Phoenix sent its last message Nov. 2, before a lack of power caused it to go to sleep, permanently, it now appears.

The craft survived nearly three months longer than its expected 90-day mission but was finally done in by plunging temperatures with the approach of the Martian winter and the effects of an arctic dust storm that coated the lander's solar panels.

"We are ceasing operations and declaring an end to the mission," Phoenix project manager Barry Goldstein said Monday.

Other spacecraft orbiting Mars will continue to listen for messages for the next few weeks, Goldstein said, but he held out little hope that Phoenix would be heard from again.

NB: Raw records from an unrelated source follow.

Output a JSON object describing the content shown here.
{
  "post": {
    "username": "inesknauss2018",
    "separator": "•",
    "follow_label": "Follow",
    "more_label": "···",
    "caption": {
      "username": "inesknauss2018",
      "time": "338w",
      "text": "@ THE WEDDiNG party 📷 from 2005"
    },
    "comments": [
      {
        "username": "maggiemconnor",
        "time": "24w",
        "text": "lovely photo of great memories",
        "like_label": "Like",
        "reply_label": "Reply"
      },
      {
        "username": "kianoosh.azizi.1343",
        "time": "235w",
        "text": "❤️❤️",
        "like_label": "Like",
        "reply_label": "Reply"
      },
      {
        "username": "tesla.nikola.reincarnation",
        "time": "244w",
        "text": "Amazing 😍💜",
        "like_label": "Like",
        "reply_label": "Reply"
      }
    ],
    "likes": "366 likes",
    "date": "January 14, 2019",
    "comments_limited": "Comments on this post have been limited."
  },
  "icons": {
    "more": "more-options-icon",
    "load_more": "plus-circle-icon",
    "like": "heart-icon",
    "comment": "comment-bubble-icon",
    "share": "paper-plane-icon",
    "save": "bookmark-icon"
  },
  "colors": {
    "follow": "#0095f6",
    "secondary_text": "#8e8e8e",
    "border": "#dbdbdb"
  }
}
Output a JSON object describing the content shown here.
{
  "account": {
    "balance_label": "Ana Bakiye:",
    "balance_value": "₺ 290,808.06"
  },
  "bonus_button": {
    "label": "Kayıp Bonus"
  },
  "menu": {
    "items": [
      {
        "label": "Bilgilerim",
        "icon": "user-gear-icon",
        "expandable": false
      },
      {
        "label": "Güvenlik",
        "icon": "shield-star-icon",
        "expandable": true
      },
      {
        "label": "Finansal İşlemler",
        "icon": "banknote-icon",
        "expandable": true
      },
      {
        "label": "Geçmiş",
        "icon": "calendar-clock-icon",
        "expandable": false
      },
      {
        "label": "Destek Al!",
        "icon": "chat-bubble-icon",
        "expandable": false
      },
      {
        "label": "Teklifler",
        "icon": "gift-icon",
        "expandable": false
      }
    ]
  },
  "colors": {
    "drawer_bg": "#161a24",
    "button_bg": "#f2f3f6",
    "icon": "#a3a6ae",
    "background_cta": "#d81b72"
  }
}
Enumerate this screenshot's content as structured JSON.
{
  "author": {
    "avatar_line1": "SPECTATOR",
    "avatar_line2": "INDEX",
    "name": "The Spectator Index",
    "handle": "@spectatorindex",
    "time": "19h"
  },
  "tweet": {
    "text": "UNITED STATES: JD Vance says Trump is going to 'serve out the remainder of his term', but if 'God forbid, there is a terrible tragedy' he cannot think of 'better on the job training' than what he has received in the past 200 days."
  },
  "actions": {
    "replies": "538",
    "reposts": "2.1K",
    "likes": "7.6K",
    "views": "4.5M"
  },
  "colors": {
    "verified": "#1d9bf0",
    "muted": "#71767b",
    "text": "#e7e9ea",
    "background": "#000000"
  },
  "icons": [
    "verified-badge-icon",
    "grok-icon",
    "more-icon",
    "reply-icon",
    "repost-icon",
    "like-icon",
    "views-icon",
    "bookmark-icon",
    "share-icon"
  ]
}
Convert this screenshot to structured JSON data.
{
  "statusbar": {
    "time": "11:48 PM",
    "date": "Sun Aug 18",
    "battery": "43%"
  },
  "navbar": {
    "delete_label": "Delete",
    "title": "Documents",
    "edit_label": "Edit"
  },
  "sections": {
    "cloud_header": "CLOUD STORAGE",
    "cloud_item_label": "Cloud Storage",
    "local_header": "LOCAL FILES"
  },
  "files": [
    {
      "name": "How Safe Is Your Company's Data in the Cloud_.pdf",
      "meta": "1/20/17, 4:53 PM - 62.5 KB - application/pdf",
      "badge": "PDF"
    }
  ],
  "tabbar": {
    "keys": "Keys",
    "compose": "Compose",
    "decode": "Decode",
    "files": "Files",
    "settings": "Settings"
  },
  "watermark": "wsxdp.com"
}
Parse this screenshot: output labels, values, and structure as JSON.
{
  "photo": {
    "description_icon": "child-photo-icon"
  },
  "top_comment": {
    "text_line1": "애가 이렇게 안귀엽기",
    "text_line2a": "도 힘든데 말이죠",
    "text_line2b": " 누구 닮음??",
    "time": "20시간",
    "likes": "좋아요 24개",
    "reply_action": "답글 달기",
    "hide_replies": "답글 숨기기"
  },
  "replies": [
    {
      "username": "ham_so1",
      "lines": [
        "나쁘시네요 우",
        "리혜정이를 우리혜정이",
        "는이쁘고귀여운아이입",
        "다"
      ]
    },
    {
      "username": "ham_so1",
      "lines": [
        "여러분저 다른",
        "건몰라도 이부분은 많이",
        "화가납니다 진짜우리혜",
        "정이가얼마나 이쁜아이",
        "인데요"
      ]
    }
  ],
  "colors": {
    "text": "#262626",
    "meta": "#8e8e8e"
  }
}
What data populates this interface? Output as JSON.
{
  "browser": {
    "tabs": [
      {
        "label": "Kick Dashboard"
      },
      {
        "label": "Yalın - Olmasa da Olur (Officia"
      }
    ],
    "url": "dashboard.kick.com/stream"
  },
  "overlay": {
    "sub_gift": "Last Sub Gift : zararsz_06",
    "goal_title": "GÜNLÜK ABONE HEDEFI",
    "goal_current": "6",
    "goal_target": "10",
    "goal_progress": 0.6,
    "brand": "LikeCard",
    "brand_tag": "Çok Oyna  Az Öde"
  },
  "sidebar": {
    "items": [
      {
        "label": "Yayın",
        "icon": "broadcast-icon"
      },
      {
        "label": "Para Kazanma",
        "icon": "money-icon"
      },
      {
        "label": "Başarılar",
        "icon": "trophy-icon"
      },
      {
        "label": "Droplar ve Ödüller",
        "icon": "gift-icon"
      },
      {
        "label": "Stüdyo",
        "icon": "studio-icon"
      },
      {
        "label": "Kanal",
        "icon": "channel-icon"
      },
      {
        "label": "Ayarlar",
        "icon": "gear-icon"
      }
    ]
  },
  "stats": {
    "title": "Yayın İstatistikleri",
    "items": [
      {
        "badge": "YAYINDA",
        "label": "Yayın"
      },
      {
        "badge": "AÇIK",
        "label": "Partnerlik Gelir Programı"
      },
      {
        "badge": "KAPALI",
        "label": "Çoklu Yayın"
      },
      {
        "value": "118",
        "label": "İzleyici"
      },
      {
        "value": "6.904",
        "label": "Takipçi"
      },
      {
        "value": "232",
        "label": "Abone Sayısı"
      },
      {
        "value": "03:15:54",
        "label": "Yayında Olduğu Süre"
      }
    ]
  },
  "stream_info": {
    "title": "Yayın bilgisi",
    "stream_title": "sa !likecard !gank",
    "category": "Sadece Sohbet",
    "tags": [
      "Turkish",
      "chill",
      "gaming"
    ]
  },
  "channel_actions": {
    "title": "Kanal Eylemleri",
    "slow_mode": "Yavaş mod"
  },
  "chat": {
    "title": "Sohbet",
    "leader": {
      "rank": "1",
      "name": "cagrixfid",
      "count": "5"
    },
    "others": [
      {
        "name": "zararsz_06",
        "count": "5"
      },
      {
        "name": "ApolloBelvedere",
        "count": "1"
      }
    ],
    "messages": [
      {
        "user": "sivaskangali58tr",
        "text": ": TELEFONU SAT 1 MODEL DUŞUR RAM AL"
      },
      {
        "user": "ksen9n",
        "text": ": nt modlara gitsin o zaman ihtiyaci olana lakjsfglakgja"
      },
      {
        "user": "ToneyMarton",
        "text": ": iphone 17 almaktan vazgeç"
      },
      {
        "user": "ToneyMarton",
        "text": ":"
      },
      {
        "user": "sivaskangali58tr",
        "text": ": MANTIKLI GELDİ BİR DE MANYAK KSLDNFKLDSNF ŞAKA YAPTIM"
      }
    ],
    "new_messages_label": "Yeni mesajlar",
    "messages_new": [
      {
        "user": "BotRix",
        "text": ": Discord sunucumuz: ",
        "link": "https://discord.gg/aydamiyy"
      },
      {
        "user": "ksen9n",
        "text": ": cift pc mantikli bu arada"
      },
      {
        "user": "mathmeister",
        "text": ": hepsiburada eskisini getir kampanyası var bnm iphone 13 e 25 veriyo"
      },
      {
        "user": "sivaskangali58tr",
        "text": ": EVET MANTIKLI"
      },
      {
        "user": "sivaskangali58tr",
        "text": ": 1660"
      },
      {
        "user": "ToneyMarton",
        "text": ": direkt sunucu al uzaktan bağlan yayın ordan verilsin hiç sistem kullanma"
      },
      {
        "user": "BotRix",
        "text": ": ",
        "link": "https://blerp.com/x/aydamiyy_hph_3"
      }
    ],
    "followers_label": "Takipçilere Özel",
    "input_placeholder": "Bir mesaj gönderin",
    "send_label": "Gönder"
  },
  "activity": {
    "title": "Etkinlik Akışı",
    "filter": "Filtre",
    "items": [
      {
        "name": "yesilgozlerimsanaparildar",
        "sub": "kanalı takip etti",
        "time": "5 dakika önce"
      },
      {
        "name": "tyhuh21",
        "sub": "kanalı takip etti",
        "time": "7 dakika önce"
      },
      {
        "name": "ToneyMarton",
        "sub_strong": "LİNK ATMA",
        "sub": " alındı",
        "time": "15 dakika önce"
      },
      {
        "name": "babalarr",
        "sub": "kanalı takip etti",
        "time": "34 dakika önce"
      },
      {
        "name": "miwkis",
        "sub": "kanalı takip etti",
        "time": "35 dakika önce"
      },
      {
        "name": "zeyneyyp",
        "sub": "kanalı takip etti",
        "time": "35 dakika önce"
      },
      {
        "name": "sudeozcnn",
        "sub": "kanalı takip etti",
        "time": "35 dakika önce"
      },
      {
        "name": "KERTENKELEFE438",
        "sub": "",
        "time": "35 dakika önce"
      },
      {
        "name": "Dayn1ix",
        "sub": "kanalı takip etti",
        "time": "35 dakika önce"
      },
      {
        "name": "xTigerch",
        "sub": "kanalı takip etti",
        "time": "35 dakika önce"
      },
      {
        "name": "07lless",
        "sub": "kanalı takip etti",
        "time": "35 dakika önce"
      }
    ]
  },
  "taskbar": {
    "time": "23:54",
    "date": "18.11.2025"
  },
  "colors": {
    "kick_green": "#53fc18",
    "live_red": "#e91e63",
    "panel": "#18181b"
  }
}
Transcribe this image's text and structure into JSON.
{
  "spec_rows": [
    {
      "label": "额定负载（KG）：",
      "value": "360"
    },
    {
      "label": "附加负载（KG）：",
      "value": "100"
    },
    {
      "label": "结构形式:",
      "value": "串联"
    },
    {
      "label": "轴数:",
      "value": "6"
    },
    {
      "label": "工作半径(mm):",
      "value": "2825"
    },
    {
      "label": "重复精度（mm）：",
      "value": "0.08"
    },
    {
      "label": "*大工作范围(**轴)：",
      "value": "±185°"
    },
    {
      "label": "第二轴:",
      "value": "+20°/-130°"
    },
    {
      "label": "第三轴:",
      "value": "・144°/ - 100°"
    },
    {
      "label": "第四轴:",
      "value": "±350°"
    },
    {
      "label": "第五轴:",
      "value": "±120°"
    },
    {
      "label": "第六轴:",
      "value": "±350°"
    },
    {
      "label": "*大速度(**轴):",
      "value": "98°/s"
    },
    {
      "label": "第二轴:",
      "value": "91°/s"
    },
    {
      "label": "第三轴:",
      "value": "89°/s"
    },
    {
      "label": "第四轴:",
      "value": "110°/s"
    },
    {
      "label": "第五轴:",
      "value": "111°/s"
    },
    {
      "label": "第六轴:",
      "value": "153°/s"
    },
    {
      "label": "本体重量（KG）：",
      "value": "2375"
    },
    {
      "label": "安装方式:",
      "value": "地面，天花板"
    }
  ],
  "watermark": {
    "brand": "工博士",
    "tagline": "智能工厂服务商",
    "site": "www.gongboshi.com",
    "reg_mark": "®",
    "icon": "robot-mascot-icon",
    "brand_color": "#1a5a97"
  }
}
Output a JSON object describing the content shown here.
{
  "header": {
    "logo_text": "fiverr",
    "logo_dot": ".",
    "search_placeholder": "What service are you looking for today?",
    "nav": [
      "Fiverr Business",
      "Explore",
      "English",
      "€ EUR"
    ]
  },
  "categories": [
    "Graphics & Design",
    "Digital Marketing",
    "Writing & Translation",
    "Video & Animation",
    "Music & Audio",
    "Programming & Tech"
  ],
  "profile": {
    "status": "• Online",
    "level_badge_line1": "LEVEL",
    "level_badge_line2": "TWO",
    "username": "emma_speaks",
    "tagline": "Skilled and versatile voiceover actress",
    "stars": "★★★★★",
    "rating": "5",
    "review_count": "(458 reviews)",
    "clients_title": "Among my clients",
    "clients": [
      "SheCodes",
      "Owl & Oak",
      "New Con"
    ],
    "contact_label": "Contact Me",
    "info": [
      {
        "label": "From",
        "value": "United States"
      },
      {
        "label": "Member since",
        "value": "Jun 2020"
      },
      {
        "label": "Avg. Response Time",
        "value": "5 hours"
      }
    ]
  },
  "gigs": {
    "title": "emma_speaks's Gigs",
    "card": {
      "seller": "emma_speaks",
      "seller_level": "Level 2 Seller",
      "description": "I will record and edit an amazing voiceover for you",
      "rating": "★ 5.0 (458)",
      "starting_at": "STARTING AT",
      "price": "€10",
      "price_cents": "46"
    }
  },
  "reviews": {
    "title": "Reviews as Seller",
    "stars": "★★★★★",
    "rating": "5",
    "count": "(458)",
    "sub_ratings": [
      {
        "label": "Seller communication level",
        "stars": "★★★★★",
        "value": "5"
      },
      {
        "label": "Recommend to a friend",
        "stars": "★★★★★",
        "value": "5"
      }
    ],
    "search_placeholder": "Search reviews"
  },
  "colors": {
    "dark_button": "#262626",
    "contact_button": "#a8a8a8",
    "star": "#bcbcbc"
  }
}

Pronouncing the $475 million mission a success, Doug McCuistion, director of NASA's Mars Exploration Program, said the end should be an occasion for celebration rather than disappointment.